• [Work to be completed]: Each line of the records below needs repeating exactly. Skip the pictures.

_ _ _

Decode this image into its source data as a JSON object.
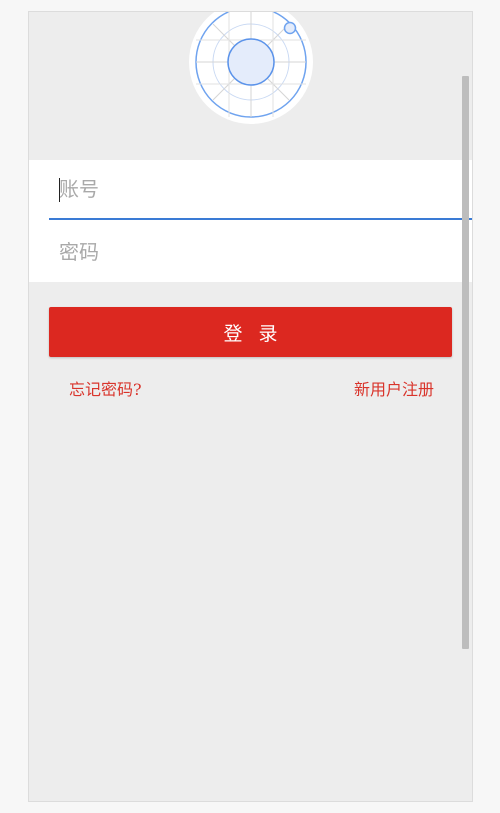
{
  "login_form": {
    "account_placeholder": "账号",
    "password_placeholder": "密码",
    "login_label": "登录",
    "forgot_password_label": "忘记密码?",
    "register_label": "新用户注册"
  },
  "logo": {
    "icon": "app-logo-icon"
  },
  "colors": {
    "primary_button": "#dc2820",
    "link": "#d9342b",
    "focus_underline": "#3a7bd5",
    "background": "#ededed"
  }
}
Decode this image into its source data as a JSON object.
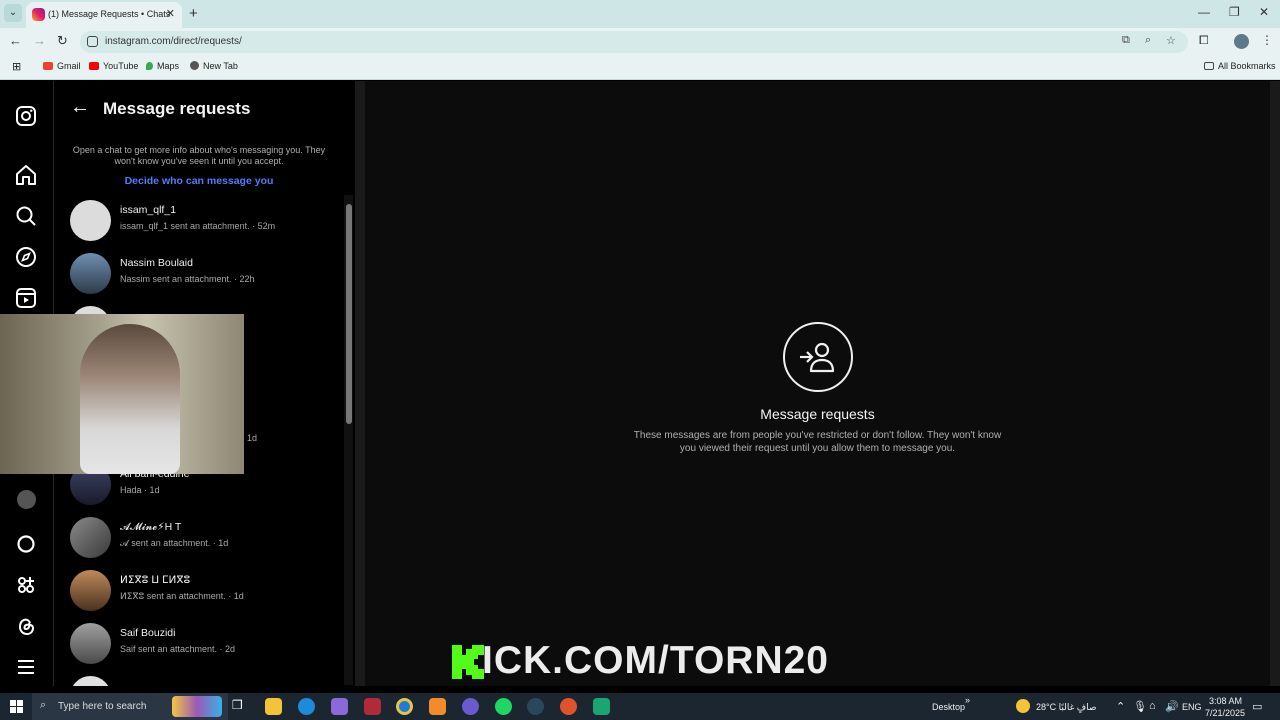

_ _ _

• [Finished task]:
Decode this image into its source data as a JSON object.
{
  "login_form": {
    "account_placeholder": "账号",
    "password_placeholder": "密码",
    "login_label": "登录",
    "forgot_password_label": "忘记密码?",
    "register_label": "新用户注册"
  },
  "logo": {
    "icon": "app-logo-icon"
  },
  "colors": {
    "primary_button": "#dc2820",
    "link": "#d9342b",
    "focus_underline": "#3a7bd5",
    "background": "#ededed"
  }
}
Decode this image into its source data as a JSON object.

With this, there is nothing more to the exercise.